▶ **Exercise instructions**
A single count is required: the lines of the data below in which the word "amount" occurs.

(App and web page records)

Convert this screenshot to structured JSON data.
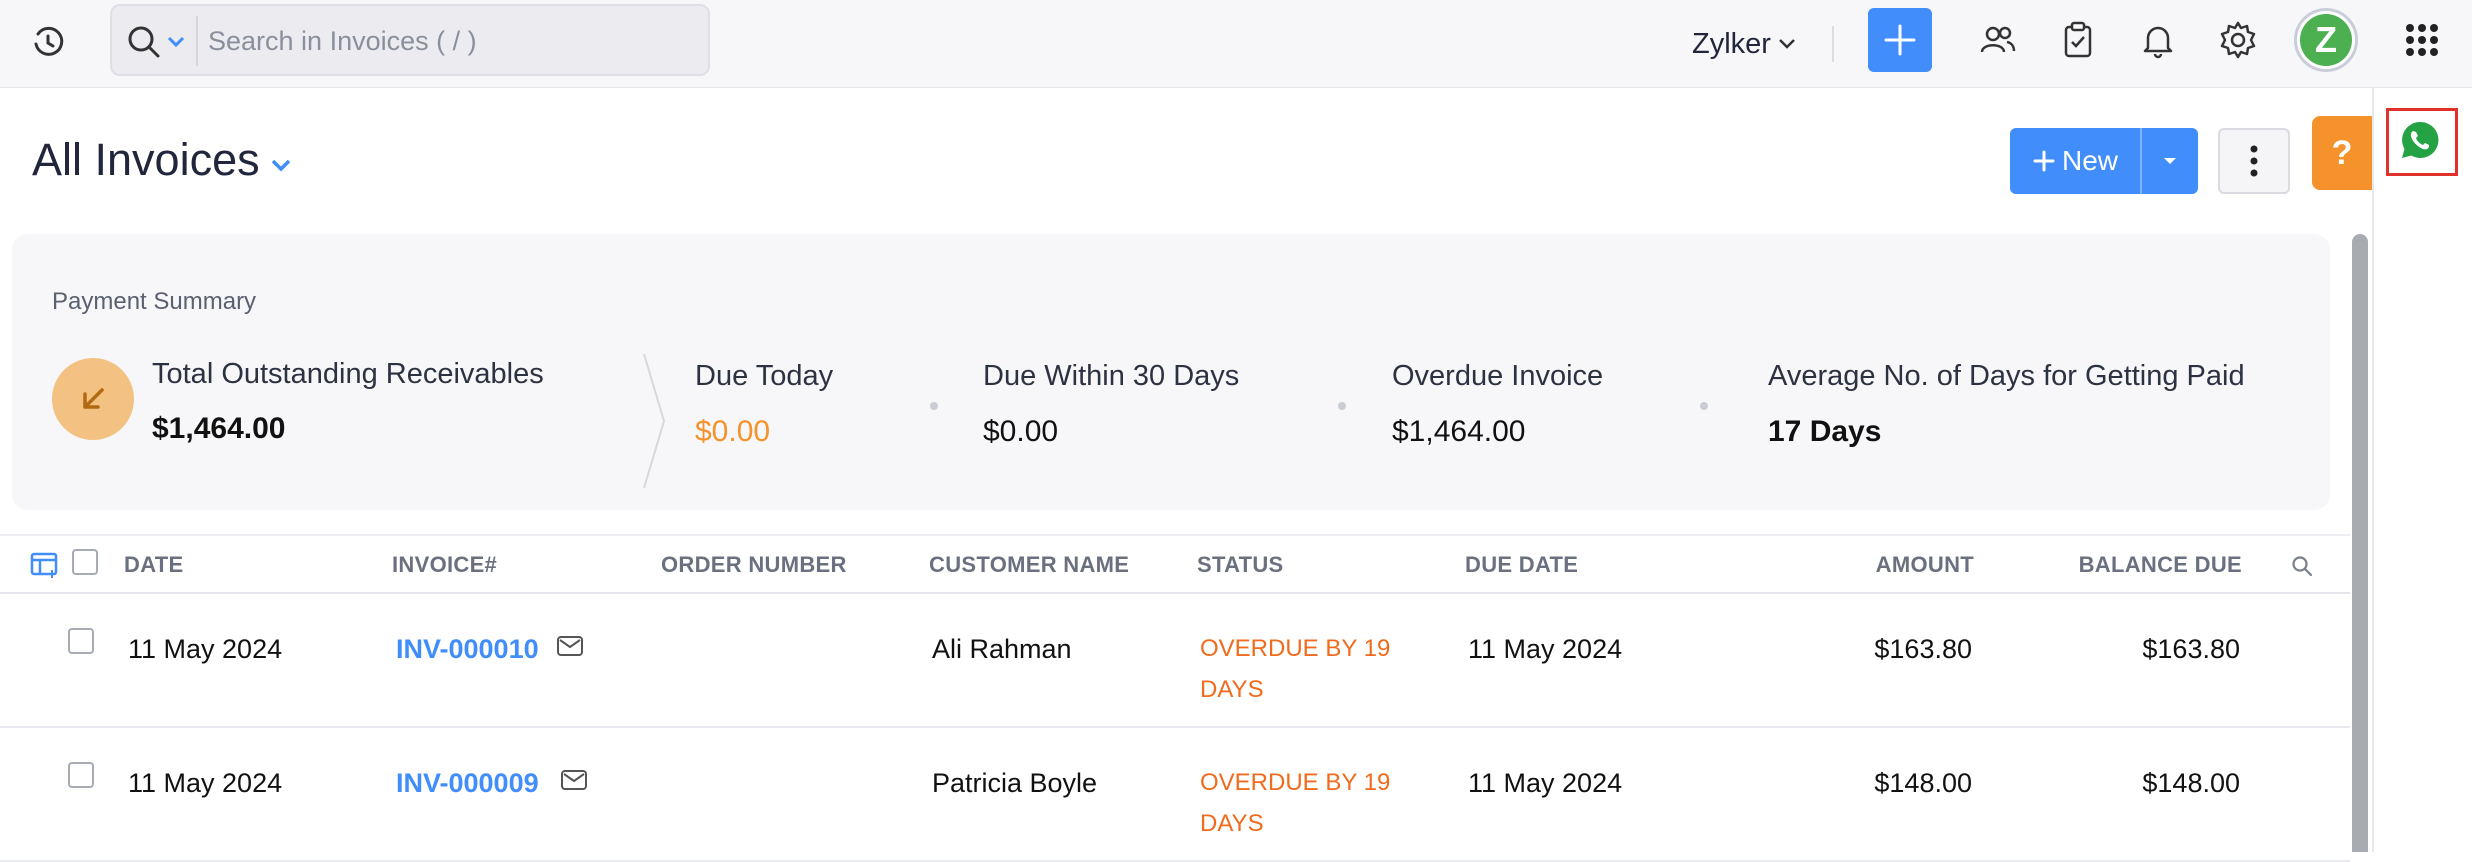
{
  "topbar": {
    "search_placeholder": "Search in Invoices ( / )",
    "org_name": "Zylker",
    "avatar_initial": "Z"
  },
  "header": {
    "title": "All Invoices",
    "new_label": "New",
    "help_label": "?"
  },
  "summary": {
    "heading": "Payment Summary",
    "receivables_label": "Total Outstanding Receivables",
    "receivables_value": "$1,464.00",
    "metrics": [
      {
        "label": "Due Today",
        "value": "$0.00",
        "color": "#f6922b"
      },
      {
        "label": "Due Within 30 Days",
        "value": "$0.00"
      },
      {
        "label": "Overdue Invoice",
        "value": "$1,464.00"
      },
      {
        "label": "Average No. of Days for Getting Paid",
        "value": "17 Days"
      }
    ]
  },
  "table": {
    "columns": {
      "date": "DATE",
      "invoice": "INVOICE#",
      "order": "ORDER NUMBER",
      "customer": "CUSTOMER NAME",
      "status": "STATUS",
      "due_date": "DUE DATE",
      "amount": "AMOUNT",
      "balance": "BALANCE DUE"
    },
    "rows": [
      {
        "date": "11 May 2024",
        "invoice": "INV-000010",
        "order": "",
        "customer": "Ali Rahman",
        "status": "OVERDUE BY 19 DAYS",
        "due_date": "11 May 2024",
        "amount": "$163.80",
        "balance": "$163.80"
      },
      {
        "date": "11 May 2024",
        "invoice": "INV-000009",
        "order": "",
        "customer": "Patricia Boyle",
        "status": "OVERDUE BY 19 DAYS",
        "due_date": "11 May 2024",
        "amount": "$148.00",
        "balance": "$148.00"
      }
    ]
  },
  "colors": {
    "accent": "#408dfb",
    "overdue": "#f06b1e",
    "due_today": "#f6922b",
    "whatsapp": "#25a244",
    "highlight_box": "#e0322b"
  }
}
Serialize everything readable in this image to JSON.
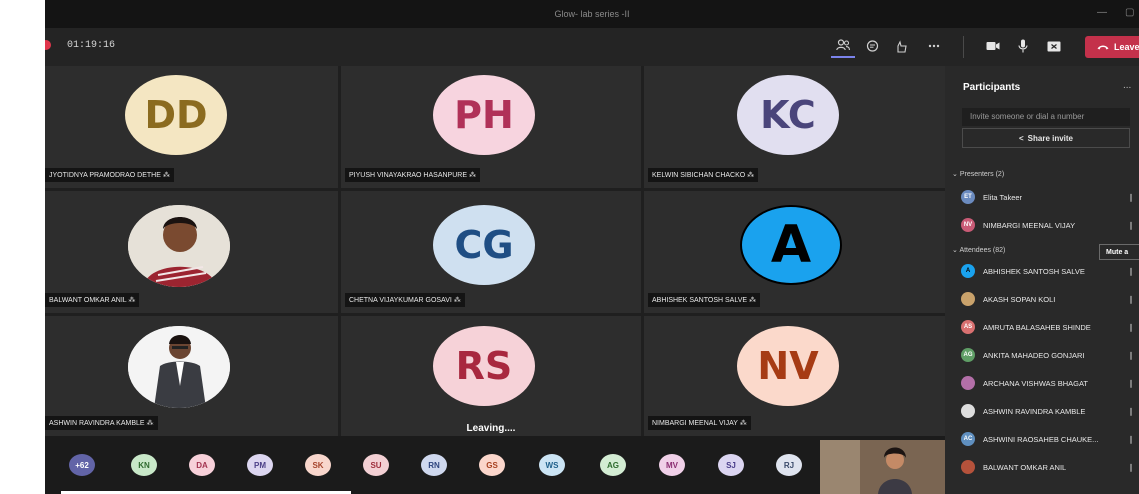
{
  "window": {
    "title": "Glow- lab series -II",
    "minimize_label": "—",
    "restore_label": "▢"
  },
  "toolbar": {
    "timer": "01:19:16",
    "leave_label": "Leave",
    "icons": [
      "people-icon",
      "chat-icon",
      "reactions-icon",
      "more-icon",
      "camera-icon",
      "mic-icon",
      "share-screen-icon"
    ]
  },
  "tiles": [
    {
      "initials": "DD",
      "name": "JYOTIDNYA PRAMODRAO DETHE",
      "bg": "#f4e6c2",
      "fg": "#8b6b1f"
    },
    {
      "initials": "PH",
      "name": "PIYUSH VINAYAKRAO HASANPURE",
      "bg": "#f7d4df",
      "fg": "#b03158"
    },
    {
      "initials": "KC",
      "name": "KELWIN SIBICHAN CHACKO",
      "bg": "#e1dff0",
      "fg": "#4a457b"
    },
    {
      "initials": "",
      "name": "BALWANT OMKAR ANIL",
      "bg": "",
      "fg": ""
    },
    {
      "initials": "CG",
      "name": "CHETNA VIJAYKUMAR GOSAVI",
      "bg": "#cfe0f0",
      "fg": "#1f4e84"
    },
    {
      "initials": "A",
      "name": "ABHISHEK SANTOSH SALVE",
      "bg": "#1aa2ee",
      "fg": "#000000"
    },
    {
      "initials": "",
      "name": "ASHWIN RAVINDRA KAMBLE",
      "bg": "",
      "fg": ""
    },
    {
      "initials": "RS",
      "name": "",
      "bg": "#f6d2d8",
      "fg": "#a8283f"
    },
    {
      "initials": "NV",
      "name": "NIMBARGI MEENAL VIJAY",
      "bg": "#fbd9cb",
      "fg": "#a63b14"
    }
  ],
  "leaving_text": "Leaving....",
  "overflow_chips": [
    {
      "label": "+62",
      "bg": "#6264a7",
      "fg": "#ffffff"
    },
    {
      "label": "KN",
      "bg": "#c8e8c8",
      "fg": "#2e6b2e"
    },
    {
      "label": "DA",
      "bg": "#f7d0d9",
      "fg": "#a33350"
    },
    {
      "label": "PM",
      "bg": "#dcd6f0",
      "fg": "#4b3f87"
    },
    {
      "label": "SK",
      "bg": "#f8d6cc",
      "fg": "#a5432b"
    },
    {
      "label": "SU",
      "bg": "#f3d0d4",
      "fg": "#9e2d3b"
    },
    {
      "label": "RN",
      "bg": "#cfd8ee",
      "fg": "#2d437d"
    },
    {
      "label": "GS",
      "bg": "#fbd6cb",
      "fg": "#a7401f"
    },
    {
      "label": "WS",
      "bg": "#cbe4f4",
      "fg": "#1d5f8a"
    },
    {
      "label": "AG",
      "bg": "#d3ecd3",
      "fg": "#2d6b2d"
    },
    {
      "label": "MV",
      "bg": "#f0d0e8",
      "fg": "#8b2e72"
    },
    {
      "label": "SJ",
      "bg": "#dbd5f1",
      "fg": "#4a3d8a"
    },
    {
      "label": "RJ",
      "bg": "#dfe4ef",
      "fg": "#3a4a6a"
    }
  ],
  "panel": {
    "title": "Participants",
    "more_label": "...",
    "invite_placeholder": "Invite someone or dial a number",
    "share_invite_label": "Share invite",
    "presenters_label": "Presenters (2)",
    "attendees_label": "Attendees (82)",
    "mute_all_label": "Mute a",
    "presenters": [
      {
        "initials": "ET",
        "name": "Elita Takeer",
        "bg": "#6b8bbf"
      },
      {
        "initials": "NV",
        "name": "NIMBARGI MEENAL VIJAY",
        "bg": "#c95b76"
      }
    ],
    "attendees": [
      {
        "initials": "A",
        "name": "ABHISHEK SANTOSH SALVE",
        "bg": "#1aa2ee"
      },
      {
        "initials": "",
        "name": "AKASH SOPAN KOLI",
        "bg": "#c9a26b"
      },
      {
        "initials": "AS",
        "name": "AMRUTA BALASAHEB SHINDE",
        "bg": "#d87070"
      },
      {
        "initials": "AG",
        "name": "ANKITA MAHADEO GONJARI",
        "bg": "#5f9e66"
      },
      {
        "initials": "",
        "name": "ARCHANA VISHWAS BHAGAT",
        "bg": "#b36fa8"
      },
      {
        "initials": "",
        "name": "ASHWIN RAVINDRA KAMBLE",
        "bg": "#dddddd"
      },
      {
        "initials": "AC",
        "name": "ASHWINI RAOSAHEB CHAUKE...",
        "bg": "#5f8fbf"
      },
      {
        "initials": "",
        "name": "BALWANT OMKAR ANIL",
        "bg": "#b5523b"
      }
    ]
  }
}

▶ **Solution**
3